    Steve wrote, “In divine forgiveness, there are three parties to the transaction, not two: God, the Redeemer, and the sinner. God is not simultaneously forgiving and punishing the same person. Rather, God punishes the Redeemer, but forgives the sinner.”

    Are we commanded to forgive unbelievers? If so, who plays the role of redeemer?

  4. atb

    "Are the wages of sin in Romans 6:23 only physical death, or is some other type of death involved?"

    "Death" in Rom 6:23 is a metaphor for damnation. Eternal or eschatological "death," in contrast to eternal life. Everlasting punishment.

    "Does Gen. 2:17 refer only to physical death?"

    IMO, that's all it refers to.

    "Spiritual death" is a metaphor. Original sin results in:

    i) Guilt

    ii) Corruption

    iii) Physical death

    iv) Bondage to the devil.

    The Redeemer doesn't have to "die spiritually" to atone for sin. That's getting carried away with metaphors.

    Rather, we're dealing with the significance of his physical death, which is tied to his mission and person.

    "Are we commanded to forgive unbelievers? If so, who plays the role of redeemer?"

    i) I don't think Scripture teaches unconditional forgiveness.

    ii) Some unbelievers are redeemed. They will come to the faith.

    iii) As I pointed out, it's fallacious to infer that human forgiveness must have the same basis as divine forgiveness. We are not the Judge of the living and the dead.

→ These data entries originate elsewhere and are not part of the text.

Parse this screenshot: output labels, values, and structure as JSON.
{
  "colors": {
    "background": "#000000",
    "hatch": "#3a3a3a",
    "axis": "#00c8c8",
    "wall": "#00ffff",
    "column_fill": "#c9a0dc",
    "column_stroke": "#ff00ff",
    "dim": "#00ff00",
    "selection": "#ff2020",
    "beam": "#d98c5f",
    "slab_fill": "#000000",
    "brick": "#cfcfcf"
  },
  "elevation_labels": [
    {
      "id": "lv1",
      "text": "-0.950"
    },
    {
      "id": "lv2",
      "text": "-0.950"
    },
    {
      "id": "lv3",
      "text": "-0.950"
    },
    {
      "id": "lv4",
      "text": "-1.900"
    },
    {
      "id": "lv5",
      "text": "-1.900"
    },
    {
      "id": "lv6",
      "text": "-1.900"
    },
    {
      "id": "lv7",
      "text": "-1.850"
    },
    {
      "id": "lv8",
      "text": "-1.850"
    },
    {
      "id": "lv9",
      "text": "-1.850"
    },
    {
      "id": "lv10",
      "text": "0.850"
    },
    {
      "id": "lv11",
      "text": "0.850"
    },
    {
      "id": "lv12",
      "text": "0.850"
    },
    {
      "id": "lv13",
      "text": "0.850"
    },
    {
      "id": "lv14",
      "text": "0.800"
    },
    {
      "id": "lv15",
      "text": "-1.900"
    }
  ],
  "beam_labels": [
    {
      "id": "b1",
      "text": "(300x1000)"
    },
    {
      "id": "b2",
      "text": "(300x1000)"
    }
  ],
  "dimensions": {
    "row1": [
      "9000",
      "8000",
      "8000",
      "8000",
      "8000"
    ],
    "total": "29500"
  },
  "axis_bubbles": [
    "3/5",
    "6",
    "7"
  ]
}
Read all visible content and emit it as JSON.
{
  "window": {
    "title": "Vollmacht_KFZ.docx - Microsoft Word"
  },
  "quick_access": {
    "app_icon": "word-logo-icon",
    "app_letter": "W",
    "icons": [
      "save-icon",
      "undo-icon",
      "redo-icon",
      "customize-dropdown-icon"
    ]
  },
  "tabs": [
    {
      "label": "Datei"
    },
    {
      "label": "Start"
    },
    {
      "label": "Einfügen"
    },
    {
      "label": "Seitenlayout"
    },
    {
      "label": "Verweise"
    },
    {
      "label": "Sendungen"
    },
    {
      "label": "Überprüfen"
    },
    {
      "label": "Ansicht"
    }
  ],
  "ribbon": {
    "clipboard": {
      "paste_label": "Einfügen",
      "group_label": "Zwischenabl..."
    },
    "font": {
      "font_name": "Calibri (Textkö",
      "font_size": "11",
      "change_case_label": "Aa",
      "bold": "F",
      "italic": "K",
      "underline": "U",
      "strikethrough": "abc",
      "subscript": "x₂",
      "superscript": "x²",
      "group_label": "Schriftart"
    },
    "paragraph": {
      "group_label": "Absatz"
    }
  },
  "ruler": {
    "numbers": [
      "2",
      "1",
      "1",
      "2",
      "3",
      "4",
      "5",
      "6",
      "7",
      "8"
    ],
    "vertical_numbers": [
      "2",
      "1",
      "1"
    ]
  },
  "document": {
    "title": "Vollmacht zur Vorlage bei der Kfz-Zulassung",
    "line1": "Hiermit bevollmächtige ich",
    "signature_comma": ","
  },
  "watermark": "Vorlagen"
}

It's not up to us to exact eschatological justice.

  5. Steve wrote, “i) I don't think Scripture teaches unconditional forgiveness.”

    What are the conditions of human forgiveness versus the conditions of divine forgiveness?

    Are the conditions on which we offer forgiveness to other believers different than the conditions on which we offer forgiveness to unbelievers?